node-sass@4.14 has a postinstall script that runs a custom script: node scripts/build.js. I found that if I ran npm rebuild node-sass in my project’s postinstall script, it fixed the issue. The only difference I see is that npm rebuild (which, under the hood simply runs node-sass‘s build script), runs node scripts/build.js --force. I didn’t go further down this rabbit hole, but my latest hunch is that our CI system was somehow caching the node_modules/ directory (or some other directory where node-sass is built), and the --force command cleared it? This doesn’t quite satisfy me for a few reasons:

  • I tried clearing the CI system’s cache to no avail
  • I heard from others that they had issues with npm@7 not running postinstall scripts at all (which I was not able to reproduce locally at least).
  • I wasn’t able to reproduce the missing vendor directory at all locally.

I think the answer is in some combination of these observations, but 🤷🏽.

npm outdated

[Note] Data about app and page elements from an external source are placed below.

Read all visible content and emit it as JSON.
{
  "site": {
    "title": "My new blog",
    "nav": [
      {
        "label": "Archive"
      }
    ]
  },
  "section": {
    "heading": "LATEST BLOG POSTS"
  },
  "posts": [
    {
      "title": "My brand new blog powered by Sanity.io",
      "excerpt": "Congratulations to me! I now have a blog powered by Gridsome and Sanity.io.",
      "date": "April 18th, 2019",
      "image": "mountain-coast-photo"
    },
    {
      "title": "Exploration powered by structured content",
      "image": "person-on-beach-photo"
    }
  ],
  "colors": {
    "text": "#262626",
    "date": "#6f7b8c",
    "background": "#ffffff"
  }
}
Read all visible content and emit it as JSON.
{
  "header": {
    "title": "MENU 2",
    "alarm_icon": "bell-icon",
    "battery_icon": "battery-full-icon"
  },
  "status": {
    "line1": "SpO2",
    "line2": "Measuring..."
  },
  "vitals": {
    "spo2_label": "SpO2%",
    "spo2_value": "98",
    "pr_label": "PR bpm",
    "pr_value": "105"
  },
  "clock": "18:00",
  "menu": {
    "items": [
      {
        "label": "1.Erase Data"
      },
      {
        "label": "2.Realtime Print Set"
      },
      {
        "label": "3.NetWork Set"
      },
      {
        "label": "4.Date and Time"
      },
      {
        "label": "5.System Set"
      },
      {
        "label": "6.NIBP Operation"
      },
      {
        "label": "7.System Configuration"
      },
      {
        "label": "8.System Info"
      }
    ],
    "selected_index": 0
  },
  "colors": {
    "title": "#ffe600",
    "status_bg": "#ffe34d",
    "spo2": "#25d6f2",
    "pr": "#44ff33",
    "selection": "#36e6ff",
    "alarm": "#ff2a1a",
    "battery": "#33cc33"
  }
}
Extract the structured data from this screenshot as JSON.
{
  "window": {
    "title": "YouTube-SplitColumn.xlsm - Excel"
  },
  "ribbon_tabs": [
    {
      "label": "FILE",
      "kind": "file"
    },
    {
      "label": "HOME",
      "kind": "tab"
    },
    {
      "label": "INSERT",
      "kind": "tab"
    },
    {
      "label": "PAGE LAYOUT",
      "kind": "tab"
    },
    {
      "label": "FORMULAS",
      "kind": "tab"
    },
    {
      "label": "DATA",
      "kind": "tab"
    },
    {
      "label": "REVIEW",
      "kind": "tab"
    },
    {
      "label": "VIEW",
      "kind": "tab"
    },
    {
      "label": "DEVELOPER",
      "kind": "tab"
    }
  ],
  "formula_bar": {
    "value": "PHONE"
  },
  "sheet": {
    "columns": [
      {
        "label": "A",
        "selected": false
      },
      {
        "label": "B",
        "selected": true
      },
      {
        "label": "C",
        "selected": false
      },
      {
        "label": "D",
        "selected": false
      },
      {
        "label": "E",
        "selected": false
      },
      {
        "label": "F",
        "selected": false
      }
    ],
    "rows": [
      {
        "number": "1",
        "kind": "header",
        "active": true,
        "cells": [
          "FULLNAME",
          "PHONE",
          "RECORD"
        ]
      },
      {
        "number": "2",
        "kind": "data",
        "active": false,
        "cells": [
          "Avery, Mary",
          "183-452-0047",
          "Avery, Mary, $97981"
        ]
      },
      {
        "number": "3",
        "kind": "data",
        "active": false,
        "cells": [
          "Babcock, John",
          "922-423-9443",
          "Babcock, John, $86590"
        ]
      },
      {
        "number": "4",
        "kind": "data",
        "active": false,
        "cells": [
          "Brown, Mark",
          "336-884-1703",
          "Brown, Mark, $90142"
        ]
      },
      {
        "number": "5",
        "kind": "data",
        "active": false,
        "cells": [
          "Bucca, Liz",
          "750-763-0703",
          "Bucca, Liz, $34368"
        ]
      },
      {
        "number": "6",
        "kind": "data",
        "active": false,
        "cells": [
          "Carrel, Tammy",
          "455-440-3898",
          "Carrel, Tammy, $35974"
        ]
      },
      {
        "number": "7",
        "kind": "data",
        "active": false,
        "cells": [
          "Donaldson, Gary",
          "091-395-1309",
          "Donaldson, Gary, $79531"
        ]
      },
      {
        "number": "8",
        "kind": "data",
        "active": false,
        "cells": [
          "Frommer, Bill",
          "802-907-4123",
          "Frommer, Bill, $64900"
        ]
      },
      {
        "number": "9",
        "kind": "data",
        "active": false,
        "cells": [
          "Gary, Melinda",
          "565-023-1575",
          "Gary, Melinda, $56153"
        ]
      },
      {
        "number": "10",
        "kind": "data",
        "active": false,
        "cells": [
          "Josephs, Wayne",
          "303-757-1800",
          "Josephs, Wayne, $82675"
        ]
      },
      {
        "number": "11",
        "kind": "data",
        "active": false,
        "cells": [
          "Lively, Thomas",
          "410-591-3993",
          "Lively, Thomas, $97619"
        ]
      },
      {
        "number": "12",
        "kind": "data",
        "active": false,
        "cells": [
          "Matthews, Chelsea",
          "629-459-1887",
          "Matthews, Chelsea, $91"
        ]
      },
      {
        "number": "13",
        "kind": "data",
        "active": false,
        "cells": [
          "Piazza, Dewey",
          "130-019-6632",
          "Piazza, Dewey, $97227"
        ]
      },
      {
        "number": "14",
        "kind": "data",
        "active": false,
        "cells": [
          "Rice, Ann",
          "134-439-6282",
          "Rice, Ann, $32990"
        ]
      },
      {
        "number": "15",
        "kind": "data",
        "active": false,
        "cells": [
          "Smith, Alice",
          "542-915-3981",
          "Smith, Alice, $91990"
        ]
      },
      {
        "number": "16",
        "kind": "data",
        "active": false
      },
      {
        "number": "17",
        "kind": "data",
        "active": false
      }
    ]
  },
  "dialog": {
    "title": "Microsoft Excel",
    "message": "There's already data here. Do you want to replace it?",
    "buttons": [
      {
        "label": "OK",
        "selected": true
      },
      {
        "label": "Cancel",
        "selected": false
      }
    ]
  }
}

We use npm outdated --json to make automated pull requests to update dependencies. In npm@6 this command has an exit code 1 if there are outdated dependencies. This was a bit odd to me, but I know @izs has a strong Unix background and has designed the npm CLI very intentionally. If I squint, it almost makes sense that having outdated dependencies is considered a “failure” exit code, so I didn’t question it for too long. I just wrote my code to handle the oddity:

function getOutdatedModules() {
    let out = "{}";
    try {
        runCommand("npm outdated --json");
    } catch (e) {
        // `npm outdated --json` returns non-zero exit
        // which means runCommand() will throw and the information
        // will be in the throw error's stdout.
        out = e.stdout.toString();
    }
    return JSON.parse(out);
}

In npm@7, the exit code changed to 0, which meant that my function always returned an empty object.

--progress

I noticed that in our CI system, npm ci output got a lot noisier and included colors and progress indicators. I know this happens when CLI’s try to show progress in non-interactive terminals, so I looked up the progress config to see what was going on. I couldn’t chase down the code difference, but the docs had been updated from v6 to v7.

- "Default: true, unless TRAVIS or CI env vars set."
+ Default: true unless running in a known CI system

Our CI sets a CI=true environment variable, so my hunch is that the heuristics for determining CI removed this signal. I was able to fix the logs by changing our command to npm ci --no-progress. This is also backwards compatible with npm@6, because it’s a more deterministic way of getting the same behavior we already had.

ERR_SOCKET_TIMEOUT

After upgrading to npm@7, I noticed that every few CI runs errored out with ERR_SOCKET_TIMEOUT on some non-deterministic package. I found an issue that mentions this error code, and points me to the fact that it’s a network error related to agentkeepalive. Fingers crossed this one is really just bad timing from my CI’s network connectivity while I was doing this work and will go away on its own.

Want to talk about this blag? Email me or send me a toot @mehulkar!